Mosquitoes are an all too familiar summer nuisance. They are not only annoying, but they can be transmitters of the West Nile virus, encephalitis, malaria, and yellow fever to humans, and heartworm to pets.

You can take simple, positive steps to reduce this menace right at home, since many generations of mosquitoes can breed right in your own yard.

Standing water means you could be raising mosquitoes! Adult flying mosquitoes often rest in tall grass and shrubbery, but they cannot develop there. All mosquitoes need water to complete their life cycle. Mosquitoes also are not known to travel long distances from their water source.

Some mosquitoes lay their eggs in standing water where they hatch in just a day or two. They can do this in water that has been standing for as little as four days.
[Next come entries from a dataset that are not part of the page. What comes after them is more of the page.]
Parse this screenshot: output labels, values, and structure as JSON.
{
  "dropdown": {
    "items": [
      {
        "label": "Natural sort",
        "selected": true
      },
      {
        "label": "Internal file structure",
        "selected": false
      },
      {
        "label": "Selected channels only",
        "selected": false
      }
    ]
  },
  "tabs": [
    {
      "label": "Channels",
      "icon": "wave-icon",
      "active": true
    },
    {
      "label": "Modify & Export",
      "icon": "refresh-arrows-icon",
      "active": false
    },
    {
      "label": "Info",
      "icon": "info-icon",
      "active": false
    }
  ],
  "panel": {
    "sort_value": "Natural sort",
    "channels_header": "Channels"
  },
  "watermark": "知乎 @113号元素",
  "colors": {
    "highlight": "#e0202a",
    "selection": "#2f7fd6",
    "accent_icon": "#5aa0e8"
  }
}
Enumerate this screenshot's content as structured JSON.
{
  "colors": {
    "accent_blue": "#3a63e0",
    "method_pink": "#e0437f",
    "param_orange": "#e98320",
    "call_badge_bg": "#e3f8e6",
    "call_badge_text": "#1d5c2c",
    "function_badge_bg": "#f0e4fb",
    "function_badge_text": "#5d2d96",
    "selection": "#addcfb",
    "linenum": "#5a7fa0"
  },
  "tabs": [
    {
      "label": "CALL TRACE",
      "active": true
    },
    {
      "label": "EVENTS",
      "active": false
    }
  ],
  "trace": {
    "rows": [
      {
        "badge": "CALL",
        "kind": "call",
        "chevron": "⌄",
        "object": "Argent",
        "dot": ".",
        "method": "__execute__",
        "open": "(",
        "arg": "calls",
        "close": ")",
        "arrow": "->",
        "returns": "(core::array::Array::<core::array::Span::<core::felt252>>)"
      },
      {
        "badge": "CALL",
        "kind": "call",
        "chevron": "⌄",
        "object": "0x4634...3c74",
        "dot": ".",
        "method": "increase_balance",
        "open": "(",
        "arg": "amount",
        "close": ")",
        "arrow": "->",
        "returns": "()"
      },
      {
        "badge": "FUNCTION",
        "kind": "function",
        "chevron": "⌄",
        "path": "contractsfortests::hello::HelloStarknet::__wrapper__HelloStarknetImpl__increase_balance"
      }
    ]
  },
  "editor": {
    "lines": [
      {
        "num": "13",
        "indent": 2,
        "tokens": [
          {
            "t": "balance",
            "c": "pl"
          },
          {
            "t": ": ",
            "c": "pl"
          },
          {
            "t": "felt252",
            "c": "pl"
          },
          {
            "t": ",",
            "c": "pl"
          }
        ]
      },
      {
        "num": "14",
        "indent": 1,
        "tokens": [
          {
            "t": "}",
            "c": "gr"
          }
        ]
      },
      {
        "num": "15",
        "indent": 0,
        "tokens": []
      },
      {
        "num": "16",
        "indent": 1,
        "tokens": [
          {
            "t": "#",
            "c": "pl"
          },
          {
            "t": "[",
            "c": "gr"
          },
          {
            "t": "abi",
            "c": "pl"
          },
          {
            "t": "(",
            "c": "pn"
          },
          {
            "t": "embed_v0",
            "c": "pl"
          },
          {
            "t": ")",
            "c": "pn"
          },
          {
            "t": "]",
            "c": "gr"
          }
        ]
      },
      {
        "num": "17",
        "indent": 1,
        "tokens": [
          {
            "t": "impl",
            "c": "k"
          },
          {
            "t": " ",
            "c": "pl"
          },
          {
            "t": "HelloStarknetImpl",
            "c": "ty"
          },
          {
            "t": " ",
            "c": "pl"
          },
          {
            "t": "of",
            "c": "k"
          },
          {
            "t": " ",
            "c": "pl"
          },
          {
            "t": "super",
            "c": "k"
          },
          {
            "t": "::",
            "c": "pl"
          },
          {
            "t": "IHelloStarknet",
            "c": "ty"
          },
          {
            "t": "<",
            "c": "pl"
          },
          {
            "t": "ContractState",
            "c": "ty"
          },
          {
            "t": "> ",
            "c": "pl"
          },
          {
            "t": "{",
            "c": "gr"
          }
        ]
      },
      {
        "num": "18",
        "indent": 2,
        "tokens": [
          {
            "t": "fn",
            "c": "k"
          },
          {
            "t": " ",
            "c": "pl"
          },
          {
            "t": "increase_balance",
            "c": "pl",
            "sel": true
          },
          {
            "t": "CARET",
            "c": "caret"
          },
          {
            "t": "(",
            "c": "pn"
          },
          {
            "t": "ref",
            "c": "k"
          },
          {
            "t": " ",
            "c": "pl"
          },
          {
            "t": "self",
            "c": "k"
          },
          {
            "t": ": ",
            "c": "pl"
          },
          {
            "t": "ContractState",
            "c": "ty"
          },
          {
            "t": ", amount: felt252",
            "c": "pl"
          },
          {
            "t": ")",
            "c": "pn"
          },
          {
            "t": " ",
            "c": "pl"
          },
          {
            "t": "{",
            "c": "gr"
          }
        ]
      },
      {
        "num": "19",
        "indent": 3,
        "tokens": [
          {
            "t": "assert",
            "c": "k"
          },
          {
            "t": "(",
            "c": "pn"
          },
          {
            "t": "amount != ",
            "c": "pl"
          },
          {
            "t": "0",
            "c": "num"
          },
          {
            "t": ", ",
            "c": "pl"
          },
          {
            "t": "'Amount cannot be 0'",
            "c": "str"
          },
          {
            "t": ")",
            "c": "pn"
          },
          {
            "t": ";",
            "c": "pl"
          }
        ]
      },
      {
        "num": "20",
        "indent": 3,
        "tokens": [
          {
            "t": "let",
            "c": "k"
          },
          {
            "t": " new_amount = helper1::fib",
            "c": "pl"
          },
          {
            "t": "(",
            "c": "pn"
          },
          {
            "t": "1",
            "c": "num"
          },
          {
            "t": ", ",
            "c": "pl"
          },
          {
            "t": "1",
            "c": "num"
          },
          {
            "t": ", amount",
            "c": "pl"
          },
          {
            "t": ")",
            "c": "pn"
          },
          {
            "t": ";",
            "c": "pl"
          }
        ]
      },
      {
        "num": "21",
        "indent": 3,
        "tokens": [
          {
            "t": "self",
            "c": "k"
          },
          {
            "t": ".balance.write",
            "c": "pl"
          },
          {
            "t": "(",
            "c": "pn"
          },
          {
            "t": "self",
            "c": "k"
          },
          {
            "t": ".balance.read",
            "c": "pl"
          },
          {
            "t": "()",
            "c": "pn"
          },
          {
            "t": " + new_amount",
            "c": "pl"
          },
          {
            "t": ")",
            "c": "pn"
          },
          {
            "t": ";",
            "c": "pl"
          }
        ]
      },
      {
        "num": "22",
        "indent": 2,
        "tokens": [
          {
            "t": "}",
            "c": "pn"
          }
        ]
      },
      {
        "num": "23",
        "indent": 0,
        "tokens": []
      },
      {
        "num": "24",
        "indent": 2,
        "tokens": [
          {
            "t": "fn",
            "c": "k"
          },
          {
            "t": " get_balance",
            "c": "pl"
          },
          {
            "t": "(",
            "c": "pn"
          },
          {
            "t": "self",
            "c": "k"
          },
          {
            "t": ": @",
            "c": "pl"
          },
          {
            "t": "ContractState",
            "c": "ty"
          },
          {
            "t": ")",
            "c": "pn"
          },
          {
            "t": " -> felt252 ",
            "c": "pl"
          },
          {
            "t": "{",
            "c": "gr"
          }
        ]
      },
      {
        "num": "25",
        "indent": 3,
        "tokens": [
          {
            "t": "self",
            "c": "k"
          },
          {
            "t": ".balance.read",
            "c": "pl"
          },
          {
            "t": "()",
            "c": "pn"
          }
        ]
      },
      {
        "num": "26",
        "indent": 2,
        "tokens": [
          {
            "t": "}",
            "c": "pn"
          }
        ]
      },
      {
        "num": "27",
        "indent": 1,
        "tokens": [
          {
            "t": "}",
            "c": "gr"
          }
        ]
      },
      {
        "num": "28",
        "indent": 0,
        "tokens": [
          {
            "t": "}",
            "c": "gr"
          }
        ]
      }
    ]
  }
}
Other mosquitoes may lay their eggs in old tires, tin cans, or other water-holding containers including bird baths, wading and small swimming pools, ornamental ponds, clogged gutters, flowerpots or the drip plates beneath them, cups, glasses, drink cans, etc. The eggs may remain unhatched for weeks or even months until they are covered with water!

As such, residents should check their premises for standing water every two to four days and after any rainfall event and empty any containers of stagnant water. This includes eliminating puddles of water on their property.

To reduce the risk of being bitten, if possible avoid being outdoors in the early morning or in the evening, if you must go out wear long-sleeved shirts, long pants and socks and the EPA and CDC advise the use of a mosquito repellant that contains the chemical N-N-diethy-meta-toluamide or DEET, following the instructions on the label. Check with your pediatrician before using a repellant containing DEET on small children. Also, keep windows and doors closed or covered with screens to prevent mosquitoes from entering the house.

Check out this list for helpful ideas:

  • Get rid of old tires, tin cans, buckets, drums, bottles, or any water holding containers
  • Fill in or drain any low places (puddles, ruts) in yard
  • Keep drains, ditches, and culverts clean of weeds and trash so water will drain properly
  • Cover trash containers to keep out rain water
  • Repair leaky pipes and outdoor faucets
  • Empty plastic wading pool at least once a week and store it indoors when not in use
  • Make sure your backyard pool is properly cared for while on vacation
  • Fill in tree rot holes and hollow stumps that hold water with sand or concrete
  • Change the water in bird baths and plant pots or drip trays at least once a week
  • Keep grass cut short and shrubbery well trimmed around the house so adult mosquitoes will not hide there
For more information on mosquito control and the West Nile Virus, check out the following web site:

Centers for Disease Control
* http://www.cdc.gov/ncidod/dvbid/westnile/index.htm